Even if the manufacturer’s intent is that FinSpy be used lawfully, human rights groups say the technology has been used to facilitate abuses. FinFisher command and control servers are said to be active in some three dozen countries, including Brunei, Nigeria, Pakistan, Qatar, Romania, Turkey, Turkmenistan and the United Arab Emirates, according to 2013 report by Citizen Lab.
Some of those countries have come under fire for suppressing political dissent. A document appearing to show a contract with FinFisher was allegedly found in the offices of Egypt’s secret police in 2011.
Bahraini authorities have been accused of using it to target three Bahraini activists who have been granted asylum in the United Kingdom. And the Lahore High Court is set to hear a case about the use of the spyware in Pakistan. The suit alleges that the government indiscriminately spied on its citizens with the help of the FinFisher technology.
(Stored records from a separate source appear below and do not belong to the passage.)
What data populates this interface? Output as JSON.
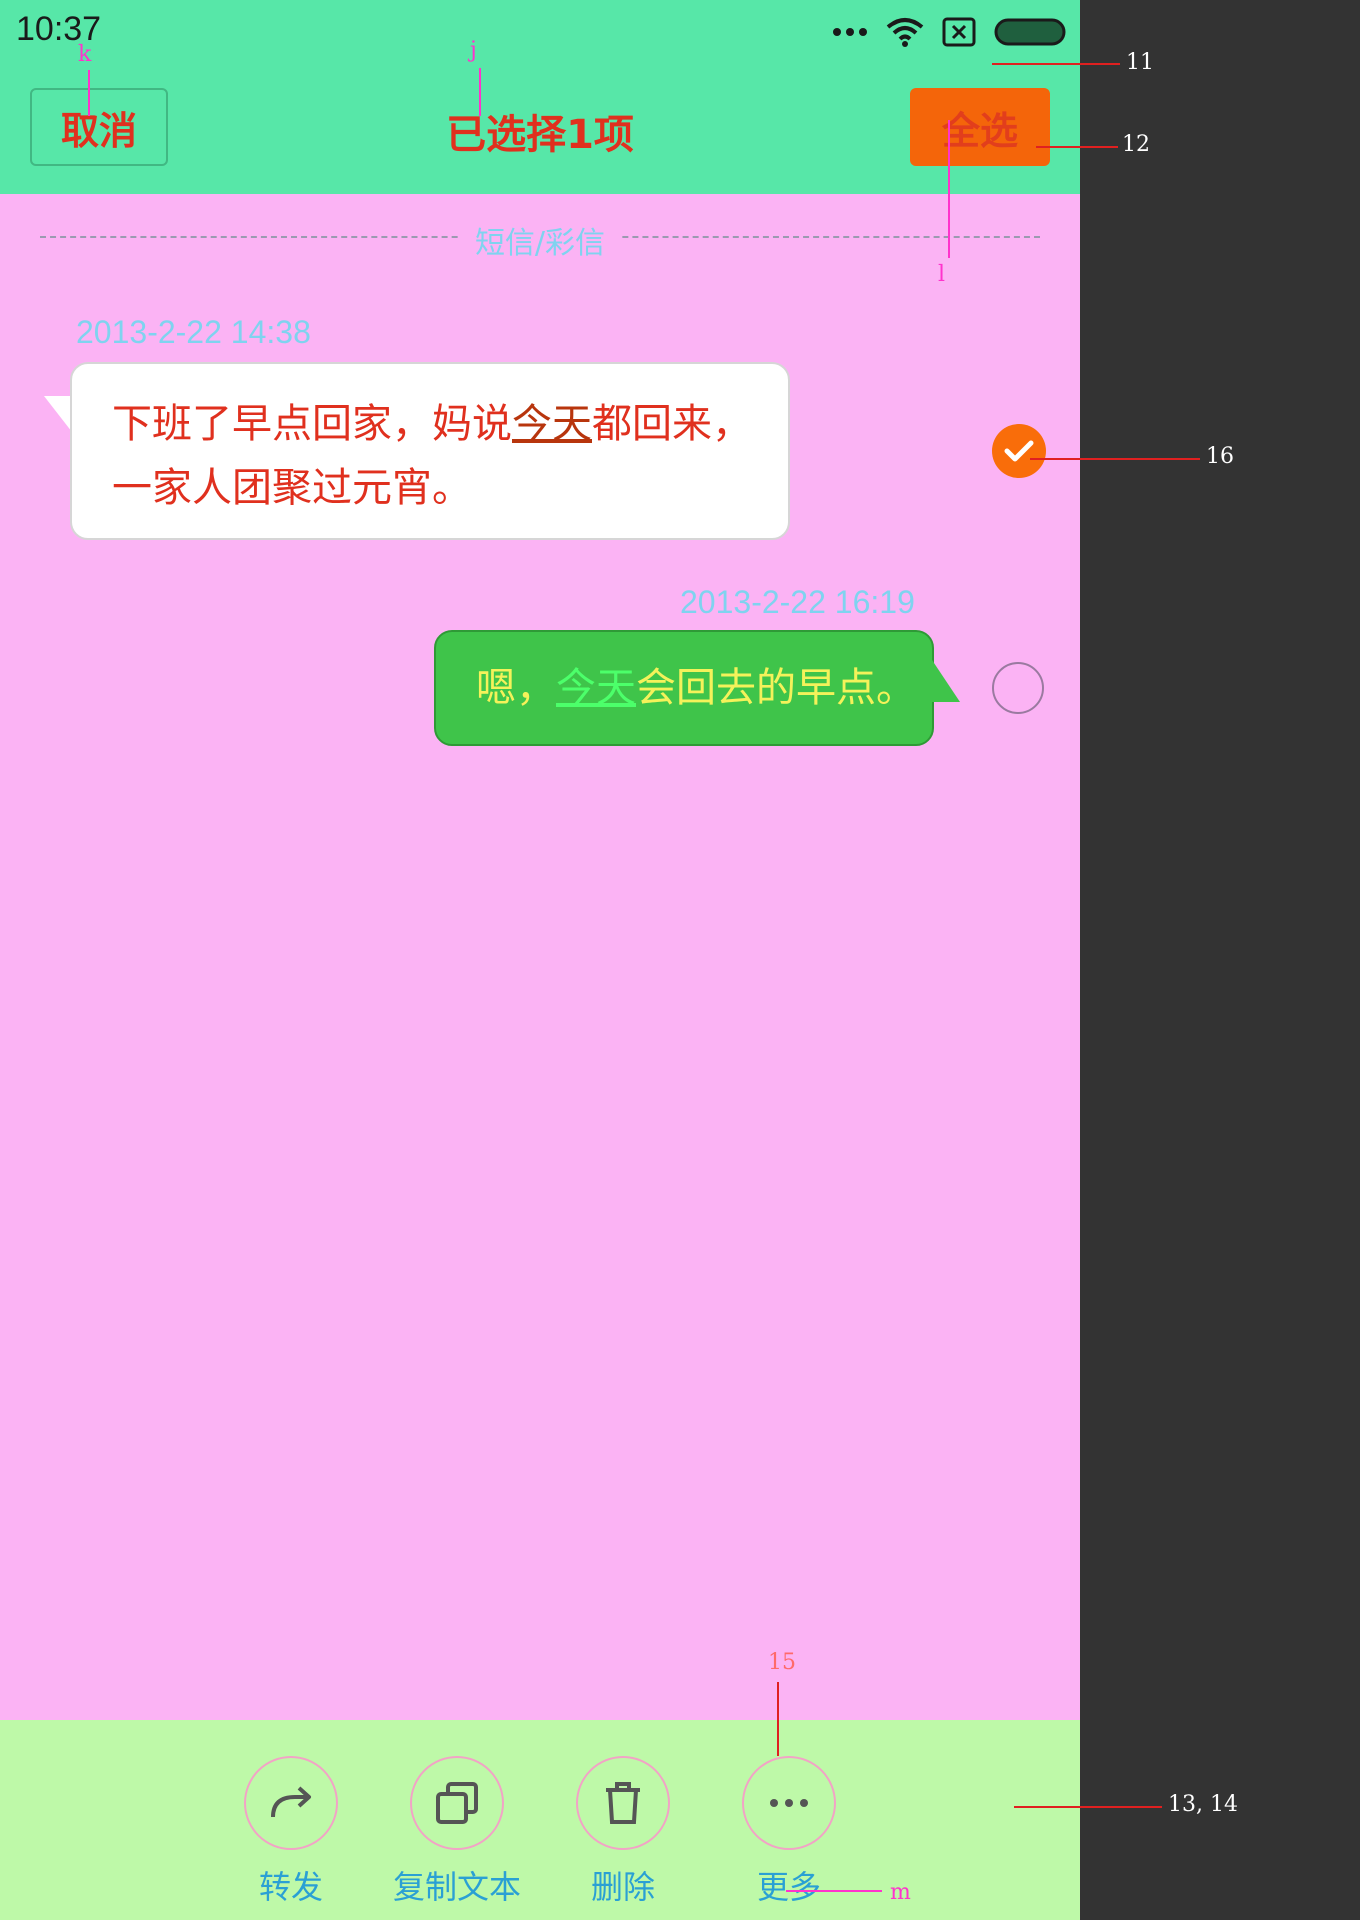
{
  "status_bar": {
    "time": "10:37"
  },
  "header": {
    "cancel_label": "取消",
    "title": "已选择1项",
    "select_all_label": "全选"
  },
  "thread": {
    "divider_label": "短信/彩信",
    "messages": [
      {
        "direction": "incoming",
        "timestamp": "2013-2-22 14:38",
        "text_before": "下班了早点回家，妈说",
        "text_link": "今天",
        "text_after": "都回来，一家人团聚过元宵。",
        "selected": true
      },
      {
        "direction": "outgoing",
        "timestamp": "2013-2-22 16:19",
        "text_before": "嗯，",
        "text_link": "今天",
        "text_after": "会回去的早点。",
        "selected": false
      }
    ]
  },
  "toolbar": {
    "actions": [
      {
        "label": "转发",
        "icon": "forward-icon"
      },
      {
        "label": "复制文本",
        "icon": "copy-icon"
      },
      {
        "label": "删除",
        "icon": "trash-icon"
      },
      {
        "label": "更多",
        "icon": "more-icon"
      }
    ]
  },
  "annotations": {
    "k": "k",
    "j": "j",
    "l": "l",
    "m": "m",
    "n11": "11",
    "n12": "12",
    "n13": "13, 14",
    "n15": "15",
    "n16": "16"
  },
  "colors": {
    "header_bg": "#57e7a8",
    "thread_bg": "#fbb3f4",
    "toolbar_bg": "#bef9a8",
    "accent_orange": "#f96d0a",
    "title_red": "#e0301e",
    "outgoing_bubble": "#3fc44a"
  }
}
But for many experts, the issue goes beyond just one company, as the surveillance industry has swelled to a sector worth some $5 billion a year. Earlier this year, the European Union implemented export controls on spyware technology.
But laws in many other countries governing the use of surveillance have not kept up with its rapid development and global reach. “The lawful interception of communications must be performed with proper legal authorization, but what this authorization looks like varies across jurisdictions,” said Privacy International.
“Often, laws are vague and broadly interpreted, courts authorize and review surveillance in secret, and individuals are monitored surreptitiously and are not notified that they were placed under surveillance,” the group said.